Placental, oral microbiomes may be similarly populated

June 1, 2014

The placenta, historically thought to be sterile, actually harbors a unique microbiome, say researchers at the Baylor College of Medicine in Houston, Texas. Notably, they found that the placental microbiomes they studied are most akin to the human oral microbiome, strengthening the proposed association between maternal dental health and certain fetal outcomes.

 

The placenta, historically thought to be sterile, actually harbors a unique microbiome, say researchers at the Baylor College of Medicine in Houston, Texas. Notably, they found that the placental microbiomes they studied are most akin to the human oral microbiome, strengthening the proposed association between maternal dental health and certain fetal outcomes.

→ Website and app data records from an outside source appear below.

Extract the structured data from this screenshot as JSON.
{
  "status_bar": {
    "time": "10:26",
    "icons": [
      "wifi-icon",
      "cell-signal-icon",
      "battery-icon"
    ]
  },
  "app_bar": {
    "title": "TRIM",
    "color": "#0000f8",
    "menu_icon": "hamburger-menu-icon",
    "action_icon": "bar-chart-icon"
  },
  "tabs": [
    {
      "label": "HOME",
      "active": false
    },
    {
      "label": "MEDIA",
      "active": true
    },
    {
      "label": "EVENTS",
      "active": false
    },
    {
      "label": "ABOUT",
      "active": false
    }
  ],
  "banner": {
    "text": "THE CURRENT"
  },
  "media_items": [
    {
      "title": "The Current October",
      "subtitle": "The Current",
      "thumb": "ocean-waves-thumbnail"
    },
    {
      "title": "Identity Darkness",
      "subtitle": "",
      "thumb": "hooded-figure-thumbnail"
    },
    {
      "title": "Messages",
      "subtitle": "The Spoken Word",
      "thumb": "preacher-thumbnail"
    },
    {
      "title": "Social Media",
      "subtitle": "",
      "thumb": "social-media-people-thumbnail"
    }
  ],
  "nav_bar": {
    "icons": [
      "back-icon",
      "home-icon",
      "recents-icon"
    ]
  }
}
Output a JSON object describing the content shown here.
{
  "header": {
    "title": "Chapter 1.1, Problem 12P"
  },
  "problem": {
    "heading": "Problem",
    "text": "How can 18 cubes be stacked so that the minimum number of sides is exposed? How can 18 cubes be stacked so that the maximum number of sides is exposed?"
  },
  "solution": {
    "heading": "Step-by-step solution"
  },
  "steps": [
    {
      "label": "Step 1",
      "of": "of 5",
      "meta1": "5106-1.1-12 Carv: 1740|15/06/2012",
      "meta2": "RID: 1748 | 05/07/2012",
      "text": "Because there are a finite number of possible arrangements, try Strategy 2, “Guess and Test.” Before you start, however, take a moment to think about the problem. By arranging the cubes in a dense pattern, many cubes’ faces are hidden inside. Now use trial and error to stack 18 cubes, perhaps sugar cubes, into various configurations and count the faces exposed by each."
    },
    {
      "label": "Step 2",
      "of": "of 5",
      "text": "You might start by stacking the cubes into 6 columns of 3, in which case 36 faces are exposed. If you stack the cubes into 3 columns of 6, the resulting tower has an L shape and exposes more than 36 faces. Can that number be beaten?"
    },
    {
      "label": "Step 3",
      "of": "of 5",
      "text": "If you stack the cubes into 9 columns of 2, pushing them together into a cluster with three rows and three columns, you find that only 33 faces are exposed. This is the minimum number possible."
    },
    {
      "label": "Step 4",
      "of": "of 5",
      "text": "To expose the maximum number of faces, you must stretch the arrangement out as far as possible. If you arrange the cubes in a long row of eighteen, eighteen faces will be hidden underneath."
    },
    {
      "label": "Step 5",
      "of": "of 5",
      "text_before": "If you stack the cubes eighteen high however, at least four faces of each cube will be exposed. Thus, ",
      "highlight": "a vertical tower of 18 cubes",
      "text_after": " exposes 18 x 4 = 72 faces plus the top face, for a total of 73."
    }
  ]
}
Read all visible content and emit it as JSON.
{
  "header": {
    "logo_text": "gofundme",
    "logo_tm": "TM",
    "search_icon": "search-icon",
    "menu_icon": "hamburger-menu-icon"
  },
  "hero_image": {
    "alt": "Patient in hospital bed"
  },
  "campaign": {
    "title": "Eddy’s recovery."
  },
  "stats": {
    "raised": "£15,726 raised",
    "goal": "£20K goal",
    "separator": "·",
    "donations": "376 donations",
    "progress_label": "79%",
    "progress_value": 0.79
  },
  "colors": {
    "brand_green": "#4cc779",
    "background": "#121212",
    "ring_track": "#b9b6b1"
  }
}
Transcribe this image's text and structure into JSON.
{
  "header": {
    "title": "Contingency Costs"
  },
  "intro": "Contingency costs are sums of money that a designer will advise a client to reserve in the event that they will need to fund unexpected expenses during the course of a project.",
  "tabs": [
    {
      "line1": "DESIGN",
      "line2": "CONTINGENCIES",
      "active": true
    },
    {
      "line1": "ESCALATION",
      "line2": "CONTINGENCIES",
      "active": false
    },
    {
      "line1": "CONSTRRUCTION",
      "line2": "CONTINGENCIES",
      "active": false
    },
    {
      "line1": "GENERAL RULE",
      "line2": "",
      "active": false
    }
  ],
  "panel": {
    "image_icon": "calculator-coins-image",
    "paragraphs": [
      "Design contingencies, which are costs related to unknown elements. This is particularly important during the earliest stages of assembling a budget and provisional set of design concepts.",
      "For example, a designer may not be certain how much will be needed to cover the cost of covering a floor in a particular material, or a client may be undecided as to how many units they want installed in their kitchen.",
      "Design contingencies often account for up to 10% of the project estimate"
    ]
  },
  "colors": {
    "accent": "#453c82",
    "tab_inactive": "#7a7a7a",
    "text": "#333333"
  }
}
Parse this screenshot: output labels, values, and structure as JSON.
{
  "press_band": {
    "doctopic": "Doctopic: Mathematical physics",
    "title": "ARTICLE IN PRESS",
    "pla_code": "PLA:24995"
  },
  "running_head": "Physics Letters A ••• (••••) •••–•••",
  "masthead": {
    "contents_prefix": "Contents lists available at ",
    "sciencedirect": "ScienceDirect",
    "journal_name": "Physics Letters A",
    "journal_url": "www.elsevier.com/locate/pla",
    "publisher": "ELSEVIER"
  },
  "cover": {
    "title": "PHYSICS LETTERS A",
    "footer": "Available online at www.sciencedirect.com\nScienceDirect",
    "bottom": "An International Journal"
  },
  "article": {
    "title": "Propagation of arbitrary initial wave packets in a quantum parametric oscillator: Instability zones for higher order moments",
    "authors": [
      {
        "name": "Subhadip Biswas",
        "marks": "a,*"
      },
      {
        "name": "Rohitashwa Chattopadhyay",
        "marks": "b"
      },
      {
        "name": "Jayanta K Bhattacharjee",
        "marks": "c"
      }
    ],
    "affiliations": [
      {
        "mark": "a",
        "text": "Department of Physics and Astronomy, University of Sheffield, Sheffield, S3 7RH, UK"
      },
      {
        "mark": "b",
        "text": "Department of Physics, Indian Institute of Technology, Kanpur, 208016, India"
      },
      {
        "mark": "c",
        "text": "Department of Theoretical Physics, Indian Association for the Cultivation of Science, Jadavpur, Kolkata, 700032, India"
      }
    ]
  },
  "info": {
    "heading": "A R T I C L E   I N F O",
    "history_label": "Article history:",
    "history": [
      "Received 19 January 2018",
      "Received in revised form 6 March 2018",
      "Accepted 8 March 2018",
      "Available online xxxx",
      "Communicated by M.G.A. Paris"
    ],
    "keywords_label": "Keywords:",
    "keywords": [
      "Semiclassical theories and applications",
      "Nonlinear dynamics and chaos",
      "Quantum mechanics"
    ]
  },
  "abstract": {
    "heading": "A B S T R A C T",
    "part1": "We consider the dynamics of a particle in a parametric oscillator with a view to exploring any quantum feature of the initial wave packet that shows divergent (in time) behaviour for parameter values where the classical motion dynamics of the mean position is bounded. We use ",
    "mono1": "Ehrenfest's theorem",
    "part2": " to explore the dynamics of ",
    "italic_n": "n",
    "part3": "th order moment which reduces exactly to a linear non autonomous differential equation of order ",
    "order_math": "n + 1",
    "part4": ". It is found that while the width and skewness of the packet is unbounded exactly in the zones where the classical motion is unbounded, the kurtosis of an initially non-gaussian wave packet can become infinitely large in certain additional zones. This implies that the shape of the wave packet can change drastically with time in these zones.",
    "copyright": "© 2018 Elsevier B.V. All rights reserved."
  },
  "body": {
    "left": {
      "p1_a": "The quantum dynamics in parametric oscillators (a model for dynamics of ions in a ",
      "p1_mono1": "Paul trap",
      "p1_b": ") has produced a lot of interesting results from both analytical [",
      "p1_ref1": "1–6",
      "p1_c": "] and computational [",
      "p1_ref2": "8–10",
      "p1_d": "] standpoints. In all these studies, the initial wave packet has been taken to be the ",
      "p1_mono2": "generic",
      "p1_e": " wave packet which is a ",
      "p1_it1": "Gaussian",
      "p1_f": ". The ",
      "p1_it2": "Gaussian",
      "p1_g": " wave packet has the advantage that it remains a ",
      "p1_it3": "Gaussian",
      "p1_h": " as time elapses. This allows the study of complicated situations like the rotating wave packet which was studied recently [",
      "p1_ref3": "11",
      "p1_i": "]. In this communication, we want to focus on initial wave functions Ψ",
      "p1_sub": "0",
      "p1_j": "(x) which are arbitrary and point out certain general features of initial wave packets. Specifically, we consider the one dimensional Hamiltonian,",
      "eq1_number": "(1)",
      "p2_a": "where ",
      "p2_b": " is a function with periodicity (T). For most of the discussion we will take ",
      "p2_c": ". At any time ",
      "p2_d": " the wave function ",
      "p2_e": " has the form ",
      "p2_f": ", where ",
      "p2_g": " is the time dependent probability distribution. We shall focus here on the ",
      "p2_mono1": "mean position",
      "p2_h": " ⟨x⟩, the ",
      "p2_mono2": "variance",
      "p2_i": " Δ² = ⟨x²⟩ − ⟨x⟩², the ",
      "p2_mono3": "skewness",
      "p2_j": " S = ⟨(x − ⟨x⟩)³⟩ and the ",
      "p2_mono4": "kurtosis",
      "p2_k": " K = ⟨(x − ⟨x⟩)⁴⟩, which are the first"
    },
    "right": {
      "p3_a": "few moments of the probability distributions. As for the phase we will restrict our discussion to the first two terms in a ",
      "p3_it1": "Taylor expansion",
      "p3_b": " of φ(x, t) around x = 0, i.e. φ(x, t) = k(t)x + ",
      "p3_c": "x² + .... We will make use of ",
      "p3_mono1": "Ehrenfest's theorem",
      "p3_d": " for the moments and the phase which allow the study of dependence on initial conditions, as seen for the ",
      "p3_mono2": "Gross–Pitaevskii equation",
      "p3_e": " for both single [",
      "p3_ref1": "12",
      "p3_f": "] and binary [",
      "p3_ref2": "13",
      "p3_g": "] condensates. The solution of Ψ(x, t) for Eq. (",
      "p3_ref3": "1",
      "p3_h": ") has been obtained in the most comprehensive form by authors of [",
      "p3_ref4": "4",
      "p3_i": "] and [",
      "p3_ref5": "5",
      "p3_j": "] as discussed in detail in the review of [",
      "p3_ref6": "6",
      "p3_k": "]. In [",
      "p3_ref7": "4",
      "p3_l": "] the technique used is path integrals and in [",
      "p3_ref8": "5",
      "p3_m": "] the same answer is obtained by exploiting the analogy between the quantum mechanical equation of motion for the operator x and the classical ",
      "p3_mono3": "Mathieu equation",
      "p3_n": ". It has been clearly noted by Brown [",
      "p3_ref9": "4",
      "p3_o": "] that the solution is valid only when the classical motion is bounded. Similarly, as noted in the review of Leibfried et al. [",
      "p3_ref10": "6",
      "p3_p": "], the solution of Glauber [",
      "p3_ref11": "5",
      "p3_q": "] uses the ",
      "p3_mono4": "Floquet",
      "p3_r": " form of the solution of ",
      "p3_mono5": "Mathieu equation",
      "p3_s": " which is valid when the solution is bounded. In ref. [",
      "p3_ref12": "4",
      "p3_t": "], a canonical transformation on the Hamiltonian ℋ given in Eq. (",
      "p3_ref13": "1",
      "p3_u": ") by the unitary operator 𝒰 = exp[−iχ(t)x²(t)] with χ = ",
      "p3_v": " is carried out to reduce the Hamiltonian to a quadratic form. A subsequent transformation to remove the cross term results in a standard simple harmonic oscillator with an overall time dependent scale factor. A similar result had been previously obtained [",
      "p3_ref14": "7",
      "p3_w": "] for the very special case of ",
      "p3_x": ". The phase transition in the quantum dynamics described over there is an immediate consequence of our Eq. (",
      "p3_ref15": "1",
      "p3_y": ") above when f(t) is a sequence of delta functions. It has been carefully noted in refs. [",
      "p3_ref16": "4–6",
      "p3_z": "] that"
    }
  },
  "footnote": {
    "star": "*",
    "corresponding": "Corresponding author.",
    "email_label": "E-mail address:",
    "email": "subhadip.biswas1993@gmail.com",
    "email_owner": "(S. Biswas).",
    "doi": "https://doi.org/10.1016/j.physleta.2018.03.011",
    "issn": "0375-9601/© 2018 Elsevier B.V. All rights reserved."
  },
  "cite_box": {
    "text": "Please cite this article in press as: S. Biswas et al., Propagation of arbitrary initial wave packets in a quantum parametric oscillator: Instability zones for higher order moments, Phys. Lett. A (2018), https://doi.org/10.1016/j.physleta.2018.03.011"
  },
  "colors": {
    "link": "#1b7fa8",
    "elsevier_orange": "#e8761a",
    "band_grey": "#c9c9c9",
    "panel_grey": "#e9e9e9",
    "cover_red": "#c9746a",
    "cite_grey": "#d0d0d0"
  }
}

“The placental microbiome has not been robustly interrogated, despite recent demonstrations of intracellular bacteria with diverse metabolic and immune regulatory functions,” the researchers state in the study.

“We noted that the most abundant microbes in the mom’s vagina were not what populated the baby’s intestinal microbiome,” said Dr. Kjersti Aagaard, lead author, in a Baylor College of Medicine press release. “We reasoned that there must be another source ‘seeding’ the infant’s gut at birth, so we sought to examine the placenta.” 

Why send placentas to pathology?

The researchers examined a population-based cohort of placental specimens collected from 320 subjects. Their gene carriage patterns were compared to those of other human body sites-including the oral, skin, nasal, vaginal, and gut microbiomes-from nonpregnant controls.

Escherichia coli (E. coli) was the species with the highest abundance in most individuals. Prevotella tannerae and nonpathogenic Neisseria species, both species of the oral cavity, were also detected in highest relative abundance. 

These new findings may have implications regarding dental health during the prenatal period. “[This study] reinforces long-standing data relating periodontal disease to risk of preterm birth,” said Dr. Aagaard.

Aagaard K, Ma J, Antony KM, Ganu R, Petrosino, J, Versalovic J. The placenta harbors a unique microbiome. Sci Transl Med. 2014;(6):237ra65.